U.S. Director of National Intelligence James Clapper said Tuesday that North Korea has "followed through" on its promise to restart a plutonium reactor, adding that the reactor has been operating long enough to recover spent fuel within weeks.
The Associated Press first reported Clapper’s remarks, which were made before the Senate Armed Services Committee Tuesday. He was discussing the intelligence community’s assessment of the greatest threats facing the nation.
"We assess that North Korea has followed through on its announcement by expanding its Yongbyon enrichment facility and restarting the plutonium production reactor," Clapper told lawmakers. "We further assess that North Korea has been operating the reactor long enough so that it could begin to recover plutonium from the reactor’s spent fuel within a matter of weeks to months."

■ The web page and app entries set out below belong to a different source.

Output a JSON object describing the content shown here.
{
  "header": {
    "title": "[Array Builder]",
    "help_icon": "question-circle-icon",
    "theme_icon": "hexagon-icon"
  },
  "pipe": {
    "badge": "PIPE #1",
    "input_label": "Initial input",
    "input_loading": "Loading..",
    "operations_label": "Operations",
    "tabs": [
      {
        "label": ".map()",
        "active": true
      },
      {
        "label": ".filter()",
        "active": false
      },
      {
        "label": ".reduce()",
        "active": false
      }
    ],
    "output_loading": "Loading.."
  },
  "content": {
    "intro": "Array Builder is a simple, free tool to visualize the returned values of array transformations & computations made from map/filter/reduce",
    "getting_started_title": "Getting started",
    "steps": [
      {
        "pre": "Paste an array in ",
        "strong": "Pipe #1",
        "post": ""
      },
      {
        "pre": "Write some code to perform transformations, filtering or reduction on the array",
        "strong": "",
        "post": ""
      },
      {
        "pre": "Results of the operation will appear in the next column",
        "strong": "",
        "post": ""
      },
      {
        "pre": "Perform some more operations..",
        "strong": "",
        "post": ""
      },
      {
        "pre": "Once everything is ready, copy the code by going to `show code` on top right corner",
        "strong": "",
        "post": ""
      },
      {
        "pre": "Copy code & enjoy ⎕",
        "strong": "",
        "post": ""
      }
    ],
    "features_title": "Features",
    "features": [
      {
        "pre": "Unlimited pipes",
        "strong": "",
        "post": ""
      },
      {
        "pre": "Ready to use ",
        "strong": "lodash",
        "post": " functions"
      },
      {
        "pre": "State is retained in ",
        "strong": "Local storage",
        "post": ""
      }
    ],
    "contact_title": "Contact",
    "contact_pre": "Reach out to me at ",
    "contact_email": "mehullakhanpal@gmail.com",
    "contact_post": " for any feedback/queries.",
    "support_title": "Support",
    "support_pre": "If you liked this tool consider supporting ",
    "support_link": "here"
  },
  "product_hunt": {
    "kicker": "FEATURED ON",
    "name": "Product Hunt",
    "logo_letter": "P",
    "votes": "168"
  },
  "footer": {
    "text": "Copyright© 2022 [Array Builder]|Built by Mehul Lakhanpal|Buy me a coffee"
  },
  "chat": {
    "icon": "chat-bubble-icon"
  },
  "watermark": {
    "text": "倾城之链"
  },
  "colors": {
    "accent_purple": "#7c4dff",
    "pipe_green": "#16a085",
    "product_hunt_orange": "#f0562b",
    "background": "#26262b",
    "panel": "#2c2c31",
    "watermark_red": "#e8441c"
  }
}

Following its third nuclear test, North Korea said in 2013 that it planned to restart Yongbyon’s plutonium reactor, which was previously shut down in 2007. Last September, North Korea said that the Yongbyon nuclear facility had resumed normal operations.
Satellite imagery had months earlier detected increased activity at the Yongbyon nuclear complex, indicating that North Korea had activated a uranium centrifuge hall there.
North Korea has pressed forward with its nuclear program despite international sanctions. It purportedly conducted a fourth nuclear test weeks ago and launched a long-range rocket over the weekend, both actions violating U.N. sanctions.
The U.N. Security Council condemned the rocket launch.